=== EXERCISE BRIEF ===
Pull each line holding "this" out of the entries below.

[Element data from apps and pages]
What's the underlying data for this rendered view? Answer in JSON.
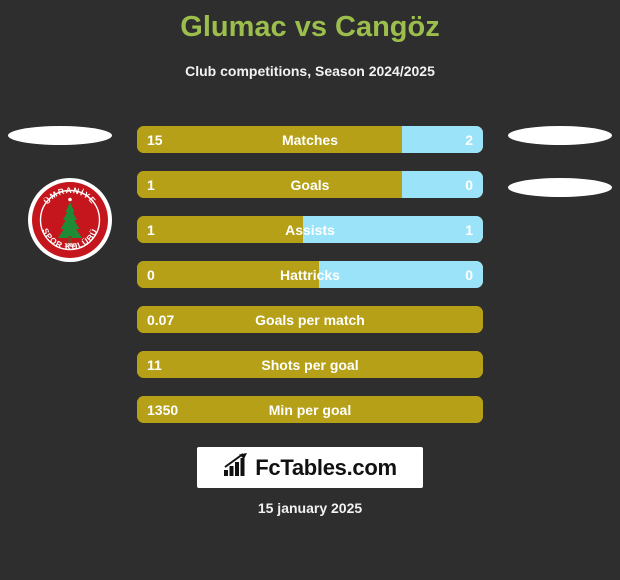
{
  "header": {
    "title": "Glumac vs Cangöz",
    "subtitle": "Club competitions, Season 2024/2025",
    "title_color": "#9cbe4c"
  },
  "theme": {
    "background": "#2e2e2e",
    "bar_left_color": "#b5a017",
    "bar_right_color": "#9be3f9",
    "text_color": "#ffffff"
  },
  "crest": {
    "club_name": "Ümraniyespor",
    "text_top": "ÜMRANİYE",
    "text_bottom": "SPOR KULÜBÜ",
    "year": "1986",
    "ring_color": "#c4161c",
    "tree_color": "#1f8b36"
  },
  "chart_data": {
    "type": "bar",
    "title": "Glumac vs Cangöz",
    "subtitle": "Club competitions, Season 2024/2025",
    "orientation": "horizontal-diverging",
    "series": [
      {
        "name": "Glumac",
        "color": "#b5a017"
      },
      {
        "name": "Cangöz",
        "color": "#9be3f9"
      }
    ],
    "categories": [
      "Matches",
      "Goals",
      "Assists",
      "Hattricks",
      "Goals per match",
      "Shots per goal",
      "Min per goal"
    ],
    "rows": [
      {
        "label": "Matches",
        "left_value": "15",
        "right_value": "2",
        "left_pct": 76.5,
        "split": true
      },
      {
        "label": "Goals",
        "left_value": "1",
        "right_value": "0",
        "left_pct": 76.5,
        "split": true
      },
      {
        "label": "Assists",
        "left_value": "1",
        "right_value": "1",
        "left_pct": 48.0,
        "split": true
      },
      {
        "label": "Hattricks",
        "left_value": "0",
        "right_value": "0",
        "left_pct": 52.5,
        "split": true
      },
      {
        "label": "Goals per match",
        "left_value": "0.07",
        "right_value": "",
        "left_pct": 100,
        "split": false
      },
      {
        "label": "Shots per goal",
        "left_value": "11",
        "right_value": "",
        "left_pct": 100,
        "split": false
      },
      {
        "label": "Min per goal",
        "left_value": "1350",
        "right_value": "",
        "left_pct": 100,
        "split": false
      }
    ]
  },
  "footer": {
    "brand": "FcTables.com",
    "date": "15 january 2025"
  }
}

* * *

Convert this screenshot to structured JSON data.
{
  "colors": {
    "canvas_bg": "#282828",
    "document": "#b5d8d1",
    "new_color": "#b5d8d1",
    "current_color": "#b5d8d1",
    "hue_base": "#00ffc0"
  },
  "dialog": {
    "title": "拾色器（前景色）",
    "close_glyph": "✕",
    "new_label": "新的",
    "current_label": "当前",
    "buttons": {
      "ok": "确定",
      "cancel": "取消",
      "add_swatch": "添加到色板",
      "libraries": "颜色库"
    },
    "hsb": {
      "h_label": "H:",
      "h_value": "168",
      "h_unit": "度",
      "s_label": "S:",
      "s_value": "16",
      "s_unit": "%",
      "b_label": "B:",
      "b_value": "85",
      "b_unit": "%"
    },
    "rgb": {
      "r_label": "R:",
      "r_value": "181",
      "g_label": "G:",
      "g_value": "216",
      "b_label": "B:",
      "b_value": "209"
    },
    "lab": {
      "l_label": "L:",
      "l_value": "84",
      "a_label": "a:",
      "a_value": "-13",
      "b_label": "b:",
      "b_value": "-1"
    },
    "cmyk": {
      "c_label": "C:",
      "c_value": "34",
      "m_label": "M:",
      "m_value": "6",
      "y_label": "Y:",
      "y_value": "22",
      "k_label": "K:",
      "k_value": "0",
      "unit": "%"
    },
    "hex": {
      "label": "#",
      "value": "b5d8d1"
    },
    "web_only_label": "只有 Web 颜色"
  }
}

=== WRITTEN ANSWER ===
What's the underlying data for this rendered view? Answer in JSON.
Convert this screenshot to structured JSON data.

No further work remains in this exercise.